Examples of documents they transcribe could include medical history, physical exam reports, operative or autopsy reports, diagnostic imaging studies, or referral letters. Once they have completed the transcription, they return them to the medical professional who dictated them so they can review and sign the documents or correct any possible errors. Transcriptionists can work in hospitals, clinics, labs, physicians’ offices, insurance companies, home health care agencies, or at transcription service offices. Some are self-employed and may work at home. They generally work standard 40-hour weeks, with most of their time sitting at a desk working at their computer. This can be good steady work for those seeking a calmer job in health care that does not involve providing individual care. It can also be stressful though, and require hard work and long periods of concentration. It is important that a transcriptionist have good understanding of medical terminology, physiology, anatomy, pharmacology, and understand language used in diagnostic procedures. Their ability to transcribe accurately is important, as the documents become a permanent part of a patient’s record and accuracy is necessary to ensure quality medical care. They must also have excellent English grammar skills, punctuation, and computer and word processing skills.

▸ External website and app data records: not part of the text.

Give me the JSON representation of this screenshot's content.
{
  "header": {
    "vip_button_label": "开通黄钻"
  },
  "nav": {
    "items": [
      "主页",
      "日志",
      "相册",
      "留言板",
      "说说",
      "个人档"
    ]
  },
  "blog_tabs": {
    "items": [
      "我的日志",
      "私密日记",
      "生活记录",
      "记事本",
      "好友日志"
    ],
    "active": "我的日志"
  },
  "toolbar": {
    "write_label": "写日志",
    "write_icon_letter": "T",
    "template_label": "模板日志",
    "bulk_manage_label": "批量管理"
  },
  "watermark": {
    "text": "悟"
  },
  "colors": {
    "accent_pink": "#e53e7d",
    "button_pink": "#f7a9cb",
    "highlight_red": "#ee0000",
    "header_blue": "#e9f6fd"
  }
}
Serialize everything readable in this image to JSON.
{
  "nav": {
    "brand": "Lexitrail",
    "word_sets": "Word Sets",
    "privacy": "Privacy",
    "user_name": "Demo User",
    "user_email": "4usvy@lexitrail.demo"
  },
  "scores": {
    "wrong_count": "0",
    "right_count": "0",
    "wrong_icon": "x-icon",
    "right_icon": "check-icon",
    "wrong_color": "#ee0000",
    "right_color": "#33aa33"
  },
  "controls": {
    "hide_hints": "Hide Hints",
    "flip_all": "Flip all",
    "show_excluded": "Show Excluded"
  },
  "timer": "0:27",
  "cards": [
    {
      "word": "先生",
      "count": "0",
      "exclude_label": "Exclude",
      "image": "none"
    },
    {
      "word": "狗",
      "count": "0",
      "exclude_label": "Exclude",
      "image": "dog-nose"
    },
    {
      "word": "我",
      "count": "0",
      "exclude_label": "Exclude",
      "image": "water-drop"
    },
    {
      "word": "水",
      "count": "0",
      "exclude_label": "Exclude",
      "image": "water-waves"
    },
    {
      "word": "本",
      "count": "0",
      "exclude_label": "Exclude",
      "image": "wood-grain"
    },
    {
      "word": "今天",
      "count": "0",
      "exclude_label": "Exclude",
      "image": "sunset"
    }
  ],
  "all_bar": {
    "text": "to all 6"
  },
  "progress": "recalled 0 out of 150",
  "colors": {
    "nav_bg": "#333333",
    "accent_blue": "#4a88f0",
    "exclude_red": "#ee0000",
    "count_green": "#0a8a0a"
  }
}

What type of training and certification do I need?

Many distance learning, vocational or community colleges offer medical transcriptionist training. You can earn a two-year associate degree or complete a one-year certificate program. While neither is required, most employers prefer that you have certification or training. Becoming certified would make you much more competitive and likely earn you a higher starting salary. Ideally, you should choose a transcription program that has pursued voluntary accreditation through the Approval Committee for Certificate Programs (ACCP).

The Association for Healthcare Documentation Integrity (AHDI) offers two certification options: registered medical transcriptionist (RMT) and certified medical transcriptionist (CMT). To take the RMT exam, you must have completed a medical transcription educational program, and you must pass the AHDI level-1 exam. The CMT has an eligibility requirement of two years minimum of transcription experience in acute care, using different dictation types in multiple specialty surgery areas. Because medicine is constantly changing as a result of research and new studies, RMTs and CMTs must also be committed to staying current. Re certification must be completed every three years, and in addition to 30 hours of continuing education. If you know that certification is something that you will be pursuing, you may be interested in reading more about the medical transcriptionist certification process

Medical transcription salary

The mean salary according to BLS was $32,600. This job is expected to grow 11% from 2008 to 2018, according to the Bureau of Labor Statistics (BLS). It will likely continue to grow as the growing aging population continues to put demands on the current health care industry. Additionally, electronic documentation that can easily be stored and shared will also contribute to the continued demand for transcription services.

To learn more about becoming a medical transcriptionist, you may wish to explore schools that offer medical transcription programs.